"Zoom out" will shrink the music. Note that zooming will have no effect on the printed size of the music.
Skink will print the tunes that are selected in the tune tree pane; if
you have selected the entire file by clicking on the the folder icon it
will print all the tunes. Choose 'print' from the file menu. Note that
Skink will scale the screen display to fit on the page, so that if you have
chosen "Wide Music" you will actually get more on the page.
Skink doesn't have a way of forcing a page break, but if you want to add blank lines to the end of a tune to persuade Skink to print the next tune on a new page, you can do so by adding W: lines at the end.
Skink will play the tunes that are selected in the tune tree pane; if
you have selected the entire file by clicking on the folder icon it will
play all the tunes. Choose 'play tunes' from the abc menu to start
playing. Choose Stop playing to stop, or play a different tune.
Displaying/printing/playing multiple tunes
If you want to display, print or play multiple tunes in a particular
order, select the first and then use (mac) cmd-click or (windows)
ctrl-click to select the next tune. Tunes will be displayed in the
order you click, and printed and played in the order they are displayed.
Exporting to MIDI (new with 1.0e2)
Skink supports basic MIDI export - select the tune you want to export
and select Export MIDI from the abc menu. You will be asked to
supply a file name, and Skink will write a MIDI type 1 file. This
can be used to import into programs that can read MIDI - you may have to
move barlines around and re-add slurs and gracenotes.
If an error is detected when you choose "Show Tunes" from the Abc menu,
Skink will turn the tune title red in the tune tree pane. If you click
on that entry, you will be able to see an error message. Clicking on the
message will position the insertion point just after the point at which
the error was detected. Fix the error and then "Show Tunes" again, or
let Skink redisplay continuously. Note that with 1.0b2, any tunes
that contain errors will not prevent Skink from trying to process as
many tunes as possible.
Some abc packages support multiple voices in abc files; Skink does not
Wait for it...
Wil Macaulay, May 2004
Version 1.2a3 Sept 4 2003
New Features and Bugfixes
- zoom in and out on the staff pane
- parsing improvements, especially in the interaction of gracenotes and slurs.
- support for the following extended decorations:
H or !fermata!
I or !invertedfermata!
J or !slide!
L or !>! or !emphasis! or !accent!
M or !mordent! or !uppermordent!
O or !coda!
P or !pralltriller! or !lowermordent!
Q or !longphrase!
R or !mediumphrase!
S or !shortphrase!
T or !trill!
W or !segno!
- improved rendering of note tails
- improved slur rendering
- improved tuplet rendering
- improved barline rendering
- allow decorations on barlines, repeats and invisible rests
- accidentals on gracenotes
- decorations on chords
- line up leger lines and notes better

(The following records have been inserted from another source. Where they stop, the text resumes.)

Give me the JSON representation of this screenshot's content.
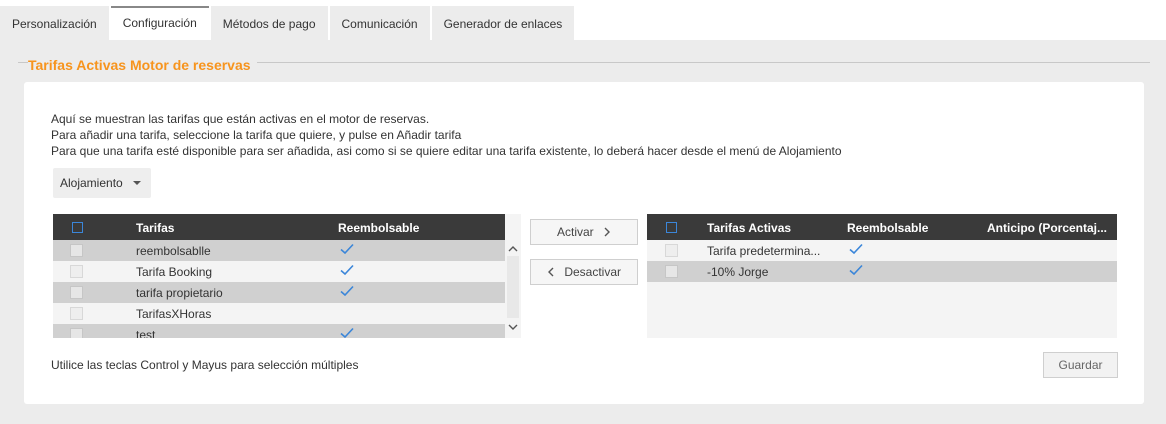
{
  "tabs": [
    {
      "label": "Personalización",
      "active": false
    },
    {
      "label": "Configuración",
      "active": true
    },
    {
      "label": "Métodos de pago",
      "active": false
    },
    {
      "label": "Comunicación",
      "active": false
    },
    {
      "label": "Generador de enlaces",
      "active": false
    }
  ],
  "section": {
    "title": "Tarifas Activas Motor de reservas"
  },
  "description": [
    "Aquí se muestran las tarifas que están activas en el motor de reservas.",
    "Para añadir una tarifa, seleccione la tarifa que quiere, y pulse en Añadir tarifa",
    "Para que una tarifa esté disponible para ser añadida, asi como si se quiere editar una tarifa existente, lo deberá hacer desde el menú de Alojamiento"
  ],
  "filter": {
    "selected": "Alojamiento"
  },
  "available_grid": {
    "columns": [
      "Tarifas",
      "Reembolsable"
    ],
    "rows": [
      {
        "name": "reembolsablle",
        "refundable": true
      },
      {
        "name": "Tarifa Booking",
        "refundable": true
      },
      {
        "name": "tarifa propietario",
        "refundable": true
      },
      {
        "name": "TarifasXHoras",
        "refundable": false
      },
      {
        "name": "test",
        "refundable": true
      }
    ]
  },
  "actions": {
    "activate_label": "Activar",
    "deactivate_label": "Desactivar",
    "save_label": "Guardar"
  },
  "active_grid": {
    "columns": [
      "Tarifas Activas",
      "Reembolsable",
      "Anticipo (Porcentaj..."
    ],
    "rows": [
      {
        "name": "Tarifa predetermina...",
        "refundable": true
      },
      {
        "name": "-10% Jorge",
        "refundable": true
      }
    ]
  },
  "footer": {
    "hint": "Utilice las teclas Control y Mayus para selección múltiples"
  },
  "colors": {
    "accent_orange": "#f7941d",
    "check_blue": "#3b86d9",
    "header_dark": "#3a3a3a"
  }
}
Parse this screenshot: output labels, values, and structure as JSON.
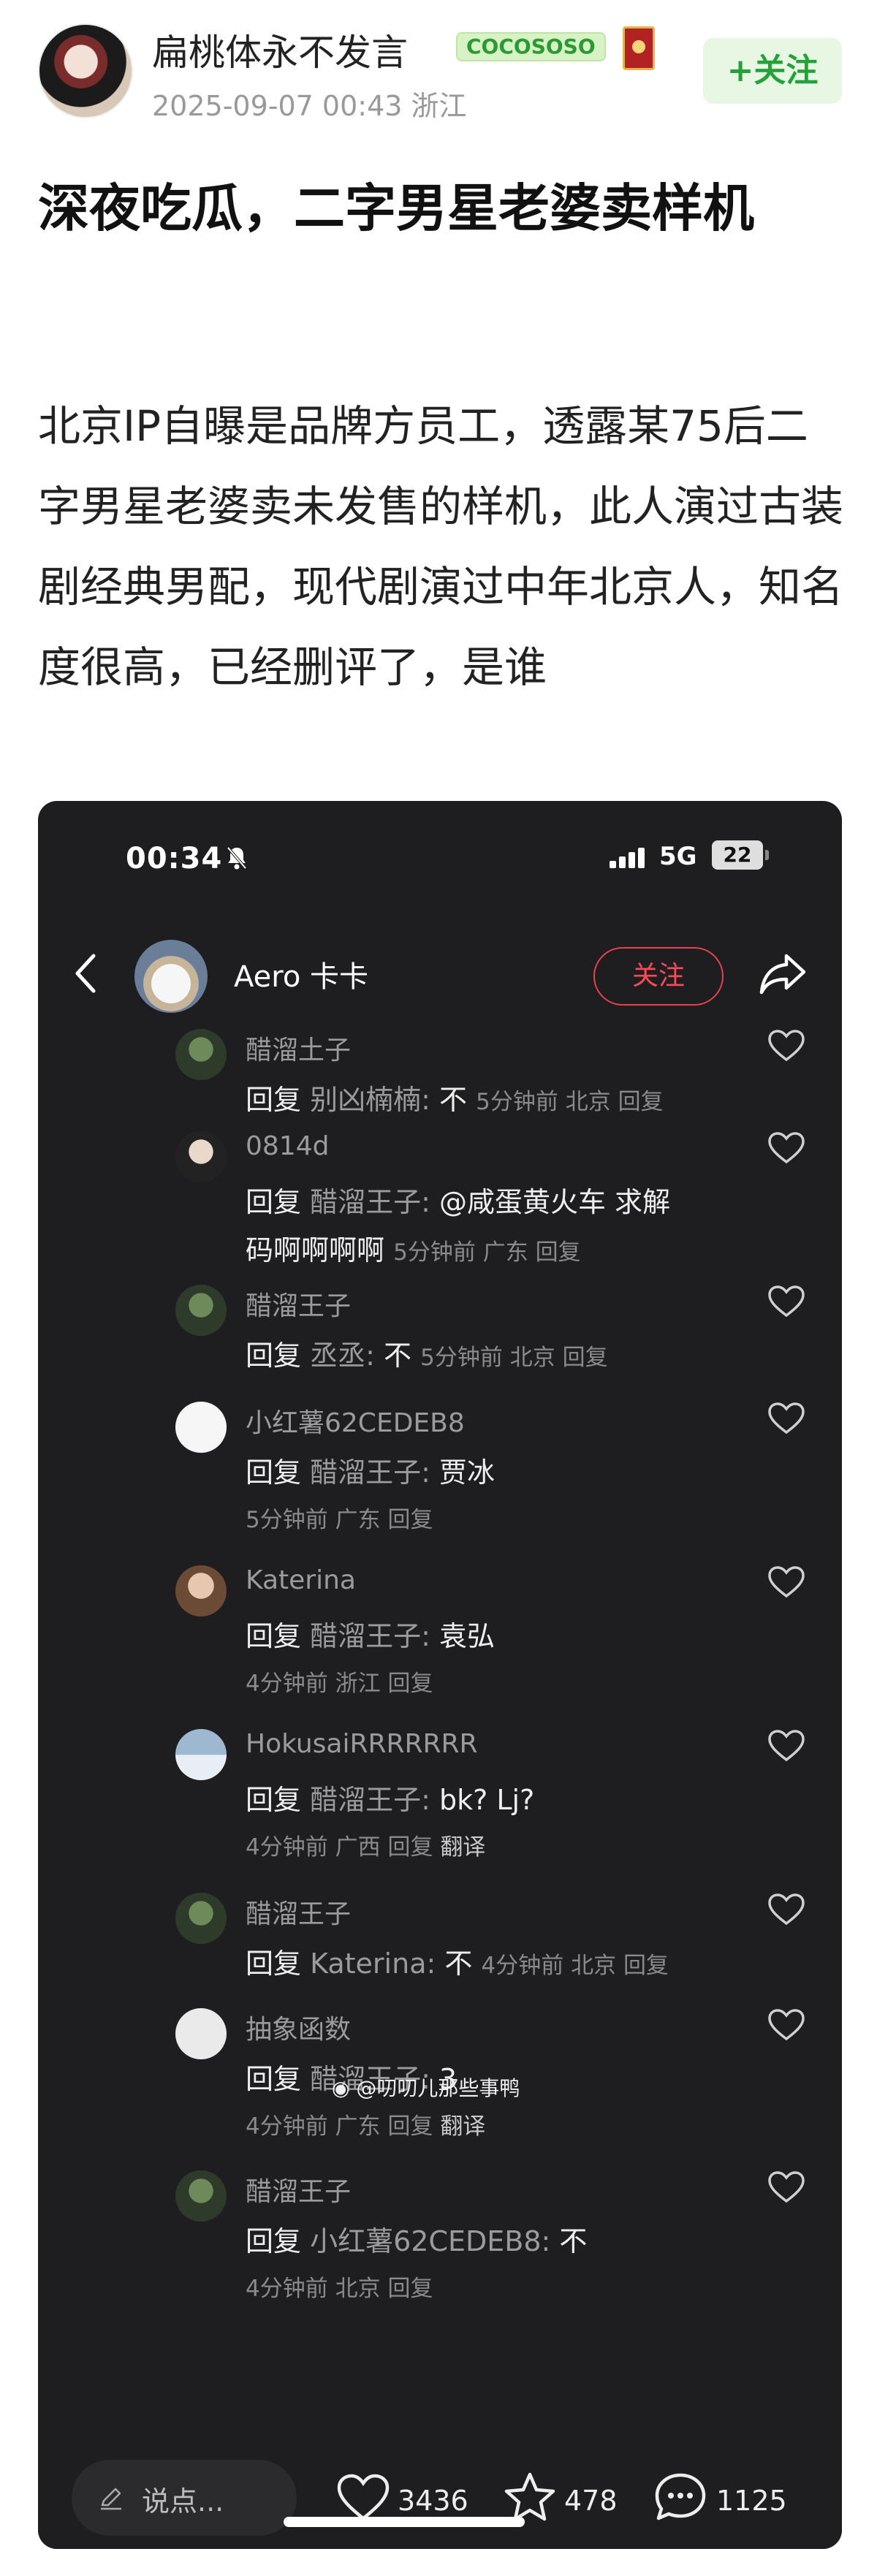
{
  "post": {
    "author": "扁桃体永不发言",
    "badge": "COCOSOSO",
    "date": "2025-09-07 00:43",
    "location": "浙江",
    "follow_label": "+关注",
    "title": "深夜吃瓜，二字男星老婆卖样机",
    "body": "北京IP自曝是品牌方员工，透露某75后二字男星老婆卖未发售的样机，此人演过古装剧经典男配，现代剧演过中年北京人，知名度很高，已经删评了，是谁"
  },
  "phone": {
    "status": {
      "time": "00:34",
      "network": "5G",
      "battery": "22"
    },
    "header": {
      "username": "Aero 卡卡",
      "follow_label": "关注"
    },
    "comments": [
      {
        "name": "醋溜土子",
        "prefix": "回复",
        "to": "别凶楠楠:",
        "text": "不",
        "time": "5分钟前",
        "loc": "北京",
        "reply": "回复",
        "inline": true
      },
      {
        "name": "0814d",
        "prefix": "回复",
        "to": "醋溜王子:",
        "text": "@咸蛋黄火车 求解",
        "cont": "码啊啊啊啊",
        "time": "5分钟前",
        "loc": "广东",
        "reply": "回复"
      },
      {
        "name": "醋溜王子",
        "prefix": "回复",
        "to": "丞丞:",
        "text": "不",
        "time": "5分钟前",
        "loc": "北京",
        "reply": "回复",
        "inline": true
      },
      {
        "name": "小红薯62CEDEB8",
        "prefix": "回复",
        "to": "醋溜王子:",
        "text": "贾冰",
        "time": "5分钟前",
        "loc": "广东",
        "reply": "回复"
      },
      {
        "name": "Katerina",
        "prefix": "回复",
        "to": "醋溜王子:",
        "text": "袁弘",
        "time": "4分钟前",
        "loc": "浙江",
        "reply": "回复"
      },
      {
        "name": "HokusaiRRRRRRR",
        "prefix": "回复",
        "to": "醋溜王子:",
        "text": "bk? Lj?",
        "time": "4分钟前",
        "loc": "广西",
        "reply": "回复",
        "translate": "翻译"
      },
      {
        "name": "醋溜王子",
        "prefix": "回复",
        "to": "Katerina:",
        "text": "不",
        "time": "4分钟前",
        "loc": "北京",
        "reply": "回复",
        "inline": true
      },
      {
        "name": "抽象函数",
        "prefix": "回复",
        "to": "醋溜王子:",
        "text": "3",
        "time": "4分钟前",
        "loc": "广东",
        "reply": "回复",
        "translate": "翻译"
      },
      {
        "name": "醋溜王子",
        "prefix": "回复",
        "to": "小红薯62CEDEB8:",
        "text": "不",
        "time": "4分钟前",
        "loc": "北京",
        "reply": "回复"
      }
    ],
    "watermark": "@叨叨儿那些事鸭",
    "bottom": {
      "placeholder": "说点...",
      "likes": "3436",
      "stars": "478",
      "comments": "1125"
    }
  }
}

- fix cancel window closing
Limitations and known problems
- Multi voice (V:) is still not supported
- on the Mac under OS X 10.1 and below, if you drag an abc file onto Skink
when it is not yet running, it will start up but not open the file.
If you drag the file on when Skink is running the file will be opened.
This is a known bug in early versions of OS X, and is fixed by Apple in Jaguar...
- ties within chords don't work properly
- ornaments and gracenotes don't get played